About this task: Copy, from the entries below, each line where the word "order" can be found.

═══ Records to use

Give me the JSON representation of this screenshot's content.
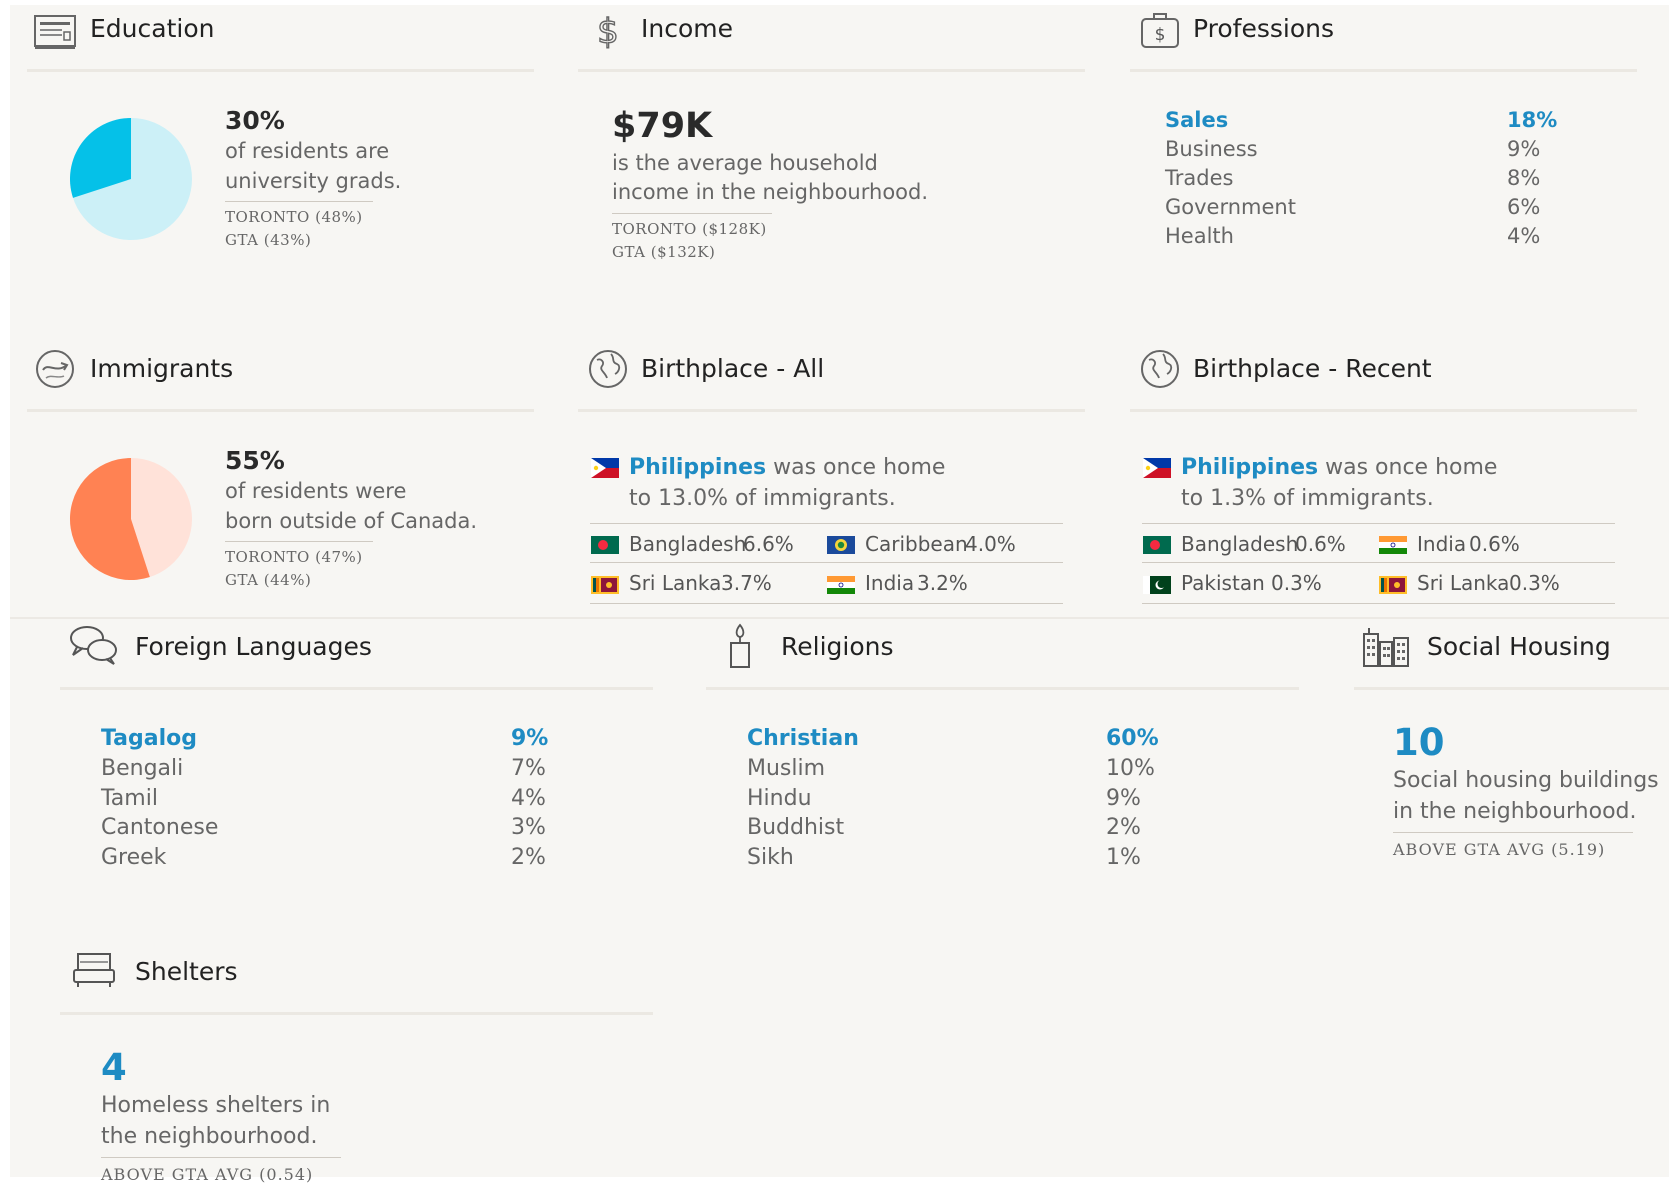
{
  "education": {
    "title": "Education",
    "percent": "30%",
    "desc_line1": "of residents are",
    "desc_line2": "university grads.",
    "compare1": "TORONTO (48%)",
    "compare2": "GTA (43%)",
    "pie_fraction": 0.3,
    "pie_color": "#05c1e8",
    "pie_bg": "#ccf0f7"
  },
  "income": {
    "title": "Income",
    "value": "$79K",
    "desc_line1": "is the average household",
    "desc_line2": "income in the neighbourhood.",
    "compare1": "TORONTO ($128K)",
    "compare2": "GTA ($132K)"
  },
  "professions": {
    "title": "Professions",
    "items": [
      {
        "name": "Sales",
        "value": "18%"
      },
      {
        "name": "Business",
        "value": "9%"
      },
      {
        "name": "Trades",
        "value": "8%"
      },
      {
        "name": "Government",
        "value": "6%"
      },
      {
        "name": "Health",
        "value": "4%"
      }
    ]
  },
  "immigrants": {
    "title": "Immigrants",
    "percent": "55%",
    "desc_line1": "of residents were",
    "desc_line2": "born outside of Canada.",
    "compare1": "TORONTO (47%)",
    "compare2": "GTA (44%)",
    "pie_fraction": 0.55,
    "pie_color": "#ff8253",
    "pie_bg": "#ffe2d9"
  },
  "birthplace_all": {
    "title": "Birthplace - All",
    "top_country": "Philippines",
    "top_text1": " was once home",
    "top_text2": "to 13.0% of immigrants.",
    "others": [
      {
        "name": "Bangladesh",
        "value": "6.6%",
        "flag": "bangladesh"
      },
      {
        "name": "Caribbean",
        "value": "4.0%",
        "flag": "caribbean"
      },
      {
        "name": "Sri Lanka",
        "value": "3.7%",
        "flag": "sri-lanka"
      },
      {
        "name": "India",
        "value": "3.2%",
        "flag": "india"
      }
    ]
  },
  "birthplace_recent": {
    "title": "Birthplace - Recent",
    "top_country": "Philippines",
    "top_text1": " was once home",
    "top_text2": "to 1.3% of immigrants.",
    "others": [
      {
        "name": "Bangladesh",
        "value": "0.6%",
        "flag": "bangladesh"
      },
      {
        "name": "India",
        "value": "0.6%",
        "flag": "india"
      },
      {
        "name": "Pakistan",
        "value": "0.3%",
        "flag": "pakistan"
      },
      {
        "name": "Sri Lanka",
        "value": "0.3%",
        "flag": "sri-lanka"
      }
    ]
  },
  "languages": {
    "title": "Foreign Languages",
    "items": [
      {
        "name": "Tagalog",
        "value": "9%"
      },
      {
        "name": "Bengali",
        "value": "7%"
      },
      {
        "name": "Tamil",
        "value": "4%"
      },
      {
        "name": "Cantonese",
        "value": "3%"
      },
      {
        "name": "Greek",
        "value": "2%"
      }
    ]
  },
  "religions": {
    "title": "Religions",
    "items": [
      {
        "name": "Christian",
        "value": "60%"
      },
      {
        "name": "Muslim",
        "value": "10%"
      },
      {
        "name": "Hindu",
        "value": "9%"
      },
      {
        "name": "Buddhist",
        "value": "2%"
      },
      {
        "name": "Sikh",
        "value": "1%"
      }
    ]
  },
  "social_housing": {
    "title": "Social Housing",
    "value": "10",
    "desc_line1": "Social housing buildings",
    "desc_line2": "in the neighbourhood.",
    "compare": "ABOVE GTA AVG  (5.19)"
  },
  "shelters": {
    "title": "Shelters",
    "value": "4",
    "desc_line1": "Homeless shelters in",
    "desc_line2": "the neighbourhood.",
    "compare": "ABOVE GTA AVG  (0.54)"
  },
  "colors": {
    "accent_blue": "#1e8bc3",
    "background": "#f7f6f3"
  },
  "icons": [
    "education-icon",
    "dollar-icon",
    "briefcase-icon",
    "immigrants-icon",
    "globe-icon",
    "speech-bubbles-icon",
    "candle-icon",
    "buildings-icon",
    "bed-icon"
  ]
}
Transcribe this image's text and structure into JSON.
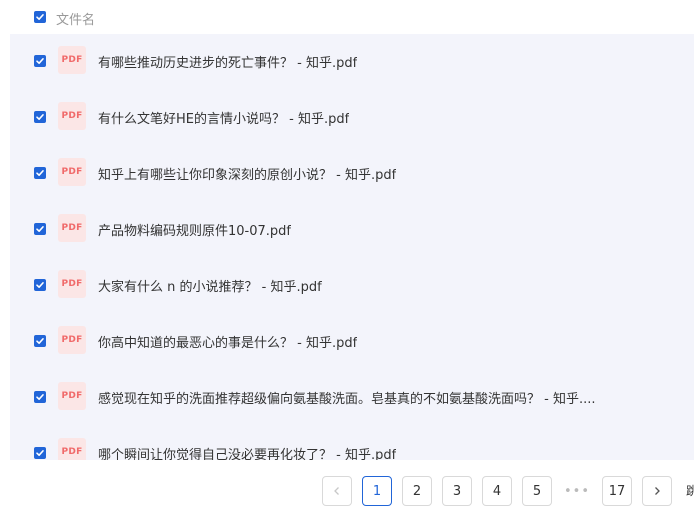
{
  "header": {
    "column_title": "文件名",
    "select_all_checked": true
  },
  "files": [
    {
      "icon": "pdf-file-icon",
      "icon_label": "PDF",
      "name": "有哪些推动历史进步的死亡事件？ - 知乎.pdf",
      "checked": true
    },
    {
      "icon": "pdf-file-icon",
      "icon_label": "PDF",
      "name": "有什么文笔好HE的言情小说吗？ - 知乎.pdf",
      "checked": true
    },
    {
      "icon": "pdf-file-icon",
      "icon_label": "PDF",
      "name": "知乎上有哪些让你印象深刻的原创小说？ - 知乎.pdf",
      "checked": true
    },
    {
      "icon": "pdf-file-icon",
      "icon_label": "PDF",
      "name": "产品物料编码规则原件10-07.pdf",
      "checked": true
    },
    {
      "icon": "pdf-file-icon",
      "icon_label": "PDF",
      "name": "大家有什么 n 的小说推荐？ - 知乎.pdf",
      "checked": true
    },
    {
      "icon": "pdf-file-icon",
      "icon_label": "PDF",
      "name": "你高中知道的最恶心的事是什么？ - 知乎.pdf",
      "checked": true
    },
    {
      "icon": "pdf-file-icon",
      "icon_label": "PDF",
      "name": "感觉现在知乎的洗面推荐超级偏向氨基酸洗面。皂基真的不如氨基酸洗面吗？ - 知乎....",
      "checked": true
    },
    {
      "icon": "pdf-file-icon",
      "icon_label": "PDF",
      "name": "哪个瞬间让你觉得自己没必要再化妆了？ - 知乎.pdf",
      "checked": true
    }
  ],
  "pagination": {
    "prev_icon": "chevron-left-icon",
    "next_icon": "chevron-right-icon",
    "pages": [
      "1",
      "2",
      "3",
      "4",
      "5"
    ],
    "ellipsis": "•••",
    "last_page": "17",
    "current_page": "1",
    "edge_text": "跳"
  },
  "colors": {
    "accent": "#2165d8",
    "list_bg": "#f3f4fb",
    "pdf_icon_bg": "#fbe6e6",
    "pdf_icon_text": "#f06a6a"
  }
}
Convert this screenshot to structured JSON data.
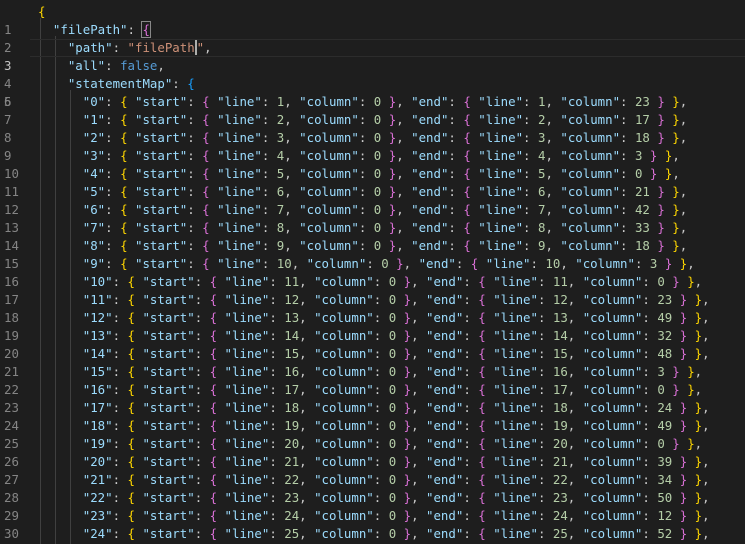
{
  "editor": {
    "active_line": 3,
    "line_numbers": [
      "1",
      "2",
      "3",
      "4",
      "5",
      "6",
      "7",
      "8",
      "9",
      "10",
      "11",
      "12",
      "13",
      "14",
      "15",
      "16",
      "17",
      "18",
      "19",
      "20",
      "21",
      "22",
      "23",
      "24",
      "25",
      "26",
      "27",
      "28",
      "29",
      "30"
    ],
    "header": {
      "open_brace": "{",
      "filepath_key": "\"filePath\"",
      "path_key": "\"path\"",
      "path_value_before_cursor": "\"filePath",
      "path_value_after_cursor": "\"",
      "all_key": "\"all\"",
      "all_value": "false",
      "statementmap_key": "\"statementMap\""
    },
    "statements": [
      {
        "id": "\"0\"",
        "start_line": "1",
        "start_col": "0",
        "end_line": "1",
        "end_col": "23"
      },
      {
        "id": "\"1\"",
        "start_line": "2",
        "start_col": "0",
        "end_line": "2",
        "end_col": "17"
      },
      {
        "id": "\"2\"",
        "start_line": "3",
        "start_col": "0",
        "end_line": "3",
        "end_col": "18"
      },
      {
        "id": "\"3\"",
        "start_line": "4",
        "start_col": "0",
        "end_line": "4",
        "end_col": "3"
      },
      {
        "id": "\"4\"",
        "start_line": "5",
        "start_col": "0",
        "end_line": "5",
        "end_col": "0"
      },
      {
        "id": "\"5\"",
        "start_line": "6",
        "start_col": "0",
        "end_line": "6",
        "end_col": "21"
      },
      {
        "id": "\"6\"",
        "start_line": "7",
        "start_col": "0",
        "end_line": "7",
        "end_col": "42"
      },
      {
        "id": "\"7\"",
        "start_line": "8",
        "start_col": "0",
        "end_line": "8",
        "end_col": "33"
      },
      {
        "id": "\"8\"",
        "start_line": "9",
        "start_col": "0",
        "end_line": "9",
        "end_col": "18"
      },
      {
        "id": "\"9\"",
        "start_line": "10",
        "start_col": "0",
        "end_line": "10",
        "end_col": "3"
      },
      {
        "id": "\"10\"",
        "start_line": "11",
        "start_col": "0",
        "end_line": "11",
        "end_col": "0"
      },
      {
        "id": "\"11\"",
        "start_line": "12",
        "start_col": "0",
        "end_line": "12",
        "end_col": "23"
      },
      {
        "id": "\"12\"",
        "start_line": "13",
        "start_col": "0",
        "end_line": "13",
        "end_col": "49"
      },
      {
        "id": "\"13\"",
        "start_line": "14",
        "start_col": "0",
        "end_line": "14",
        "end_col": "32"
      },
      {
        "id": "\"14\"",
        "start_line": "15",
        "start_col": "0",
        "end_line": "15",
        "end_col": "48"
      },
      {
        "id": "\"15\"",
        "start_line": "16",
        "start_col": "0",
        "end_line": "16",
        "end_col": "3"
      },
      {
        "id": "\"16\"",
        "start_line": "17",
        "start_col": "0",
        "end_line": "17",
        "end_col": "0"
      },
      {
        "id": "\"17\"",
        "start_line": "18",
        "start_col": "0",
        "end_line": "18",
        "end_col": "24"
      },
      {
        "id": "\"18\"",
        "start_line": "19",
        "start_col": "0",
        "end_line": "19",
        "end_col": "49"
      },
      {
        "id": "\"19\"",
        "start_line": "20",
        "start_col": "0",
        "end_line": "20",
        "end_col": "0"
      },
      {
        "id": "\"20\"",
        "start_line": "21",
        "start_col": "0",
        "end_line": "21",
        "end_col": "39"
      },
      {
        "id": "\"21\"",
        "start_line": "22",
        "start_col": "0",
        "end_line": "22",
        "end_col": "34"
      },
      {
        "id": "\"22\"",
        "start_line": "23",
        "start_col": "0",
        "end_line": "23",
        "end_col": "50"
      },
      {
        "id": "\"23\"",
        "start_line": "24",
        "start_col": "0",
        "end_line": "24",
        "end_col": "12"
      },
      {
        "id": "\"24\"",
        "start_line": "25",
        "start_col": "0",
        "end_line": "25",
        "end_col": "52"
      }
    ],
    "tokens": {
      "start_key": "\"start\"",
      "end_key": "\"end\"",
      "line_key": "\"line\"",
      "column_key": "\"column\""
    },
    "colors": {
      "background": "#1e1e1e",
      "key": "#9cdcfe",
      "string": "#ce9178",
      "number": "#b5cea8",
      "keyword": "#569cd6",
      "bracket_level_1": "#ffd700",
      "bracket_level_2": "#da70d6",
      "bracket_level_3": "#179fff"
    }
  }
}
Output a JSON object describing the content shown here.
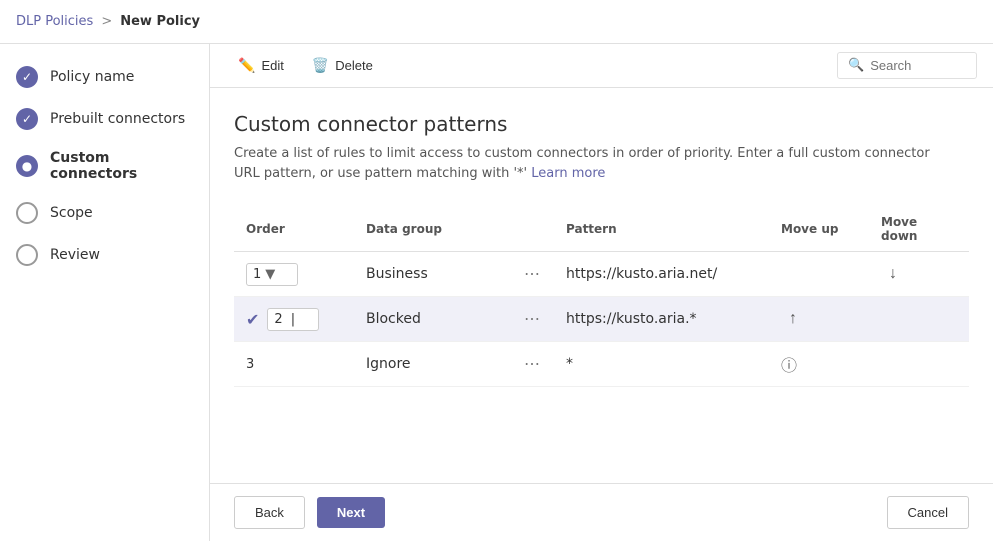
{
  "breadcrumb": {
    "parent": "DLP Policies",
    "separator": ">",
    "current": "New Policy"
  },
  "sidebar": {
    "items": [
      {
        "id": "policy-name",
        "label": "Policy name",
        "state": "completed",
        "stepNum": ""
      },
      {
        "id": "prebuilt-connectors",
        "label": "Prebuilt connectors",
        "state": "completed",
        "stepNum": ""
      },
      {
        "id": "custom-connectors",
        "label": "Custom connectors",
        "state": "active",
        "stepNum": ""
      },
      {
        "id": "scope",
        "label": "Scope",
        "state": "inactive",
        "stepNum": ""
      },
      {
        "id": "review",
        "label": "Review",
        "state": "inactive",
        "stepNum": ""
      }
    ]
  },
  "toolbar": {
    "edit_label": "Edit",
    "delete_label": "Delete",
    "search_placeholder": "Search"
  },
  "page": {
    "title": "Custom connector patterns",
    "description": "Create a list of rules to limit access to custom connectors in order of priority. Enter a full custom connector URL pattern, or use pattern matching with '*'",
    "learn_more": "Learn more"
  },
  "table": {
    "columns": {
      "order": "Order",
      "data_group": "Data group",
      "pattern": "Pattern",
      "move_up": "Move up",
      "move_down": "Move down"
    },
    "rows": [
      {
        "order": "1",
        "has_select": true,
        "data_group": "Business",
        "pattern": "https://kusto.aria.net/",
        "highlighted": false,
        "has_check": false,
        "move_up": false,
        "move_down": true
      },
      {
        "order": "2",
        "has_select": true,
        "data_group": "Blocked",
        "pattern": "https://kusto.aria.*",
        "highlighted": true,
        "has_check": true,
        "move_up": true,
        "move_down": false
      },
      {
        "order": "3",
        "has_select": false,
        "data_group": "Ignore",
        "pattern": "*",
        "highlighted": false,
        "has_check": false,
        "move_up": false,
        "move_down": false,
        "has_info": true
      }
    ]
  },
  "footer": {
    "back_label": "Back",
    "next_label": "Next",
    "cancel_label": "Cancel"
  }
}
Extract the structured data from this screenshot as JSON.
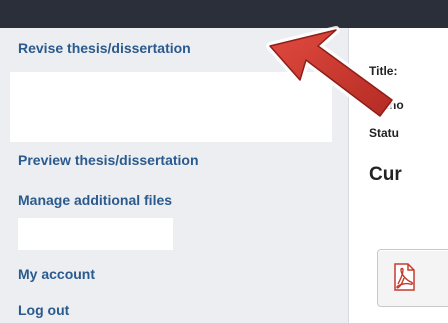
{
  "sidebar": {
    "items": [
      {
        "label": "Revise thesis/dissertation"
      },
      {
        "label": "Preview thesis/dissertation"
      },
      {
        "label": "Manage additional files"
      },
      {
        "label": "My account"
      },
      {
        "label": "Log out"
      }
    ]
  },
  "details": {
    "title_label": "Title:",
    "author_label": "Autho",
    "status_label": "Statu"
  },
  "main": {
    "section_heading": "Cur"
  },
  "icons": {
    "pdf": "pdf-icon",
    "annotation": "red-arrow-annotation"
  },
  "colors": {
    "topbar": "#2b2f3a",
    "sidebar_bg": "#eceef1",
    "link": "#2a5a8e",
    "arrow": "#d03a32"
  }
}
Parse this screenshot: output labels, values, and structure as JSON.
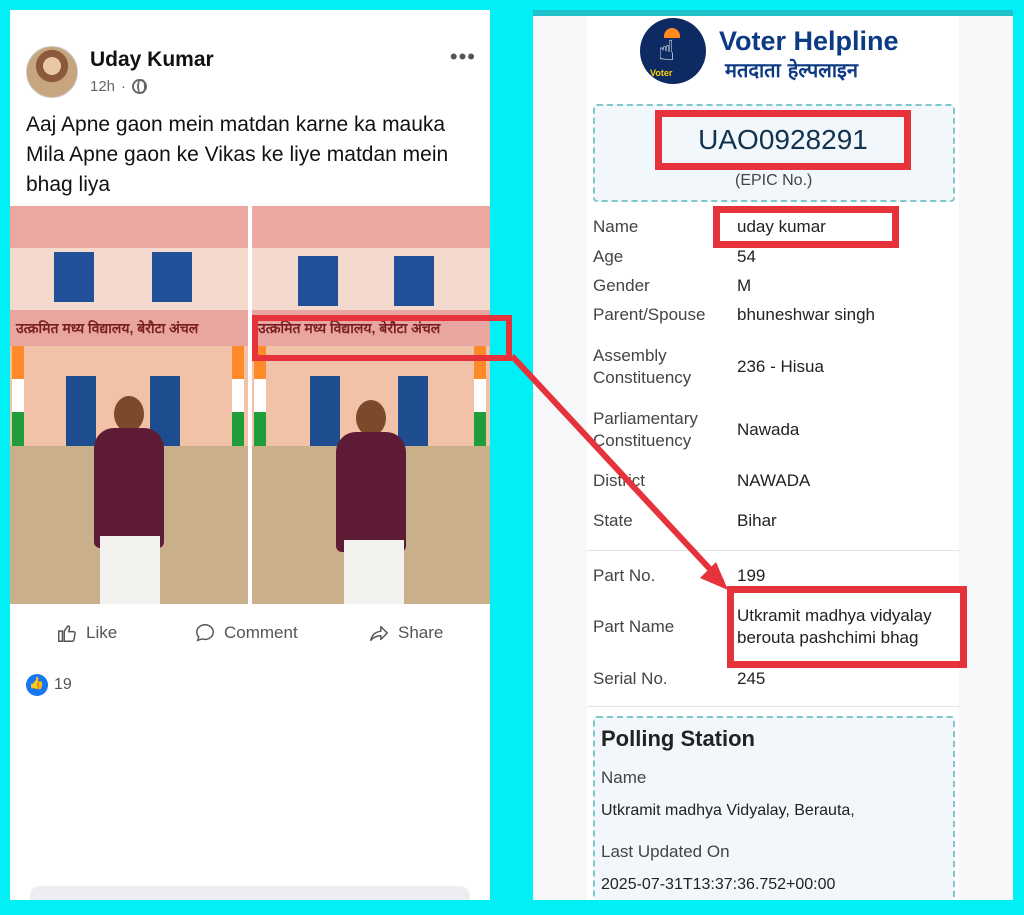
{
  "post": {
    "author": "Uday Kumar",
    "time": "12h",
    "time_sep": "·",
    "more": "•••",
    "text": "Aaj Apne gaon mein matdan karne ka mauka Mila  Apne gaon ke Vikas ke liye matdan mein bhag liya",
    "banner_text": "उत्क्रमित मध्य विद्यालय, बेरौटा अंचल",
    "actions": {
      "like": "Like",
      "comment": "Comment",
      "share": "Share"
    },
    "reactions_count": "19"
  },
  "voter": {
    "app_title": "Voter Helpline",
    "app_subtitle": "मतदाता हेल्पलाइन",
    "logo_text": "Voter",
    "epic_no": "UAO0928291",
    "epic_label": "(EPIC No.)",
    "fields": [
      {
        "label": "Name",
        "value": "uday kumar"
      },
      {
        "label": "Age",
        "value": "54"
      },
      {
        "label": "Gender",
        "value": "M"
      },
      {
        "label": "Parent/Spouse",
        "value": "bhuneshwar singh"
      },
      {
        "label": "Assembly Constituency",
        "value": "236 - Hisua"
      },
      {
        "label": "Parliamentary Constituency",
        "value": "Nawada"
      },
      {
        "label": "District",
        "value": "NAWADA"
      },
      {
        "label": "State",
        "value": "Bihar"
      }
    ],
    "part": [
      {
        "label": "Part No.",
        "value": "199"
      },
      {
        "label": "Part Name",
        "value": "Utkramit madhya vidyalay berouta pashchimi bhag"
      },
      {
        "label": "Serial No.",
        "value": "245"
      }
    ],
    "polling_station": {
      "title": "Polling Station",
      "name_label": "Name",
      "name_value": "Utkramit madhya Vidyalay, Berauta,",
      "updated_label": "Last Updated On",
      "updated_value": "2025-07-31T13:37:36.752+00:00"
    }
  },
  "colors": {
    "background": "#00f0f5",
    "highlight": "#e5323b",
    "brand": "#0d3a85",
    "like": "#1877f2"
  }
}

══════

Written answer:
    "description": "Create a list of rules to limit access to custom connectors in order of priority. Enter a full custom connector URL pattern, or use pattern matching with '*'",
      "order": "Order",
        "order": "1",
        "order": "2",
        "order": "3",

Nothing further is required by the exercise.